Samuel L. Jackson and Eugene Levy are pretty much the perfect movie pairing. Perfect because, between the two, they have the distinction of appearing in seemingly every other movie that has been released in the last five years. And even more so because when either of these actors are on, they are a delight to watch, but unfortunately they both also have a knack for taking some pretty flimsy roles.
In The Man, Jackson stars as a law enforcement officer in the middle of a sting operation. Levy is a salesman who inadvertently gets caught up in the situation, one thing leads to another, and the two become partners. When buddy comedies work, like in Lethal Weapon or 48 Hours, they are a delight to watch over and over again. When they don't work, like in Starsky and Hutch, they are akin to torture. Which side of the Jackson/Levy team-up will we see here?
Opening weekend: $9 million.
In Venom, a deranged lunatic in a black alien costume has kidnapped Mary Jane and is holding her hostage in an attempt to lure the friendly neighborhood Spider-man to his death.
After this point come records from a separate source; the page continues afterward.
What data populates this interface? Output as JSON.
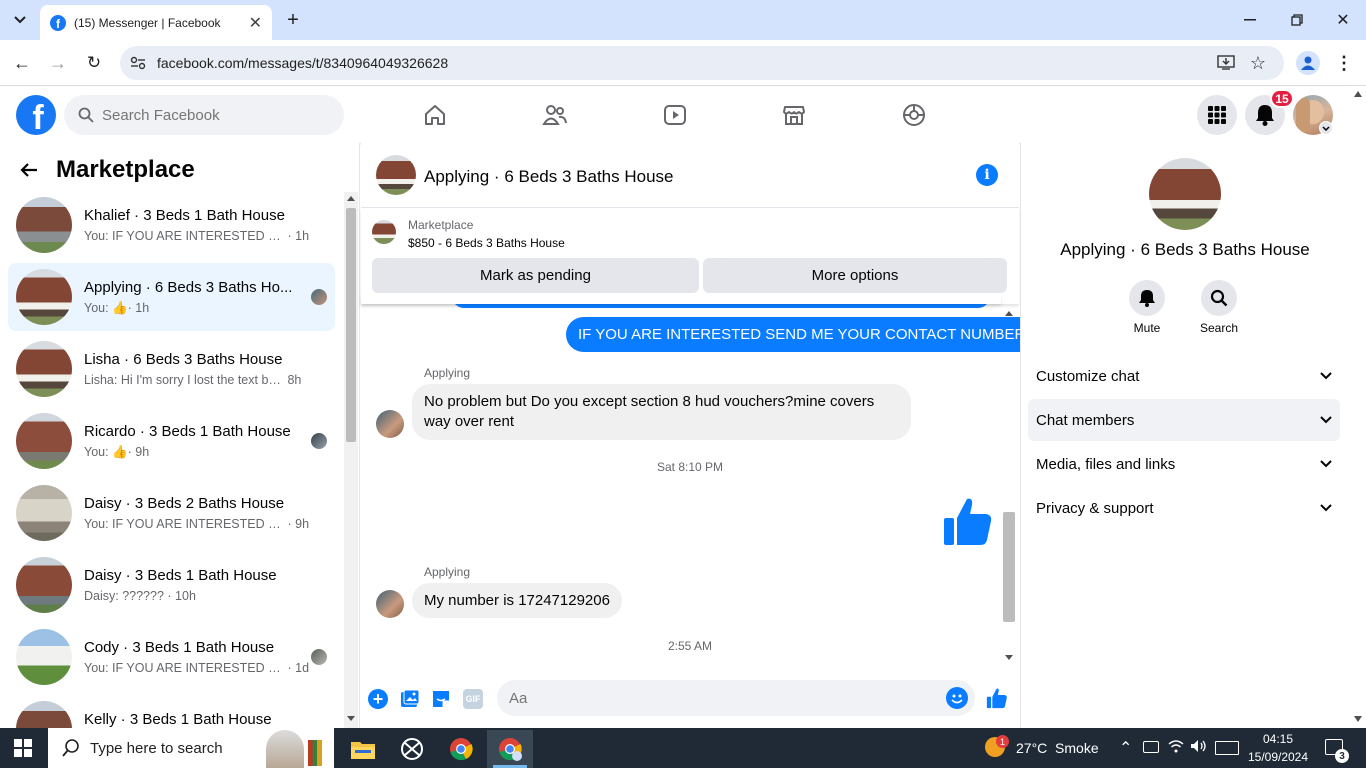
{
  "browser": {
    "tab_title": "(15) Messenger | Facebook",
    "url": "facebook.com/messages/t/8340964049326628"
  },
  "fb": {
    "search_placeholder": "Search Facebook",
    "notification_count": "15"
  },
  "left": {
    "title": "Marketplace",
    "conversations": [
      {
        "name": "Khalief · 3 Beds 1 Bath House",
        "preview": "You: IF YOU ARE INTERESTED SEN...",
        "time": "· 1h"
      },
      {
        "name": "Applying · 6 Beds 3 Baths Ho...",
        "preview": "You:",
        "time": "· 1h"
      },
      {
        "name": "Lisha · 6 Beds 3 Baths House",
        "preview": "Lisha: Hi I'm sorry I lost the text bet...",
        "time": "8h"
      },
      {
        "name": "Ricardo · 3 Beds 1 Bath House",
        "preview": "You:",
        "time": "· 9h"
      },
      {
        "name": "Daisy · 3 Beds 2 Baths House",
        "preview": "You: IF YOU ARE INTERESTED SEN...",
        "time": "· 9h"
      },
      {
        "name": "Daisy · 3 Beds 1 Bath House",
        "preview": "Daisy: ??????",
        "time": "· 10h"
      },
      {
        "name": "Cody · 3 Beds 1 Bath House",
        "preview": "You: IF YOU ARE INTERESTED SE...",
        "time": "· 1d"
      },
      {
        "name": "Kelly · 3 Beds 1 Bath House",
        "preview": "",
        "time": ""
      }
    ]
  },
  "chat": {
    "title": "Applying · 6 Beds 3 Baths House",
    "marketplace_label": "Marketplace",
    "listing": "$850 - 6 Beds 3 Baths House",
    "mark_pending": "Mark as pending",
    "more_options": "More options",
    "messages": {
      "out1": "IF YOU ARE INTERESTED SEND ME YOUR CONTACT NUMBER",
      "sender": "Applying",
      "in1": "No problem but Do you except section 8 hud vouchers?mine covers way over rent",
      "ts1": "Sat 8:10 PM",
      "in2": "My number is 17247129206",
      "ts2": "2:55 AM"
    },
    "input_placeholder": "Aa",
    "gif_label": "GIF"
  },
  "right": {
    "title": "Applying · 6 Beds 3 Baths House",
    "mute": "Mute",
    "search": "Search",
    "sections": [
      "Customize chat",
      "Chat members",
      "Media, files and links",
      "Privacy & support"
    ]
  },
  "taskbar": {
    "search": "Type here to search",
    "weather": "27°C  Smoke",
    "weather_badge": "1",
    "time": "04:15",
    "date": "15/09/2024",
    "notif": "3"
  },
  "colors": {
    "fb_blue": "#1877f2",
    "message_blue": "#0a7cff",
    "active_row": "#ebf5ff"
  }
}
Oh, right, that's the plot of Spider-man 3 ...and now I've said too much.
Venom, from the director of I Know What You Did Last Summer and starring a bunch of nobodies, joins the ever-growing list of 2005 entries into the horror genre. Taking place in the swamps of Louisiana, this voodoo-tinged movie may be coming at just the wrong time. And furthermore, are people getting sick of horror movies yet? Or are they just sick of bad horror movies? Expect a very mild opening weekend and then a quick fadeout.
Opening weekend: $6 million.
Just Under the Radar
A History of Violence
David Cronenberg, the trippy Canadian director of such existential films as Naked Lunch, eXistenZ, and Spider, is back with A History of Violence. In the movie, a hero is confronted by some strange men who claim that the hero did bad things in the past and they want revenge. Cronenberg's films certainly aren't for everyone, but it is bound to be original and worth a look.
In this modern-day horror take on The Boy Who Cried Wolf, a group of students at a wealthy prep school get caught up in a game of deception. The game turns serious when students start getting killed. Sounds pretty interesting. Plus it costars Jon Bon Jovi!
John Madden (no not that one), the director of the award-winning Shakespeare in Love, returns to the cinema with Proof. Gwyneth Paltrow is a woman who comes to care for her dying father (Anthony Hopkins) and must deal with several other people that were in his life. The pedigree is certainly there; this one could very well be in the mix during awards season.
* Please note that all opening weekend estimates are preliminary and do not account for final screen counts.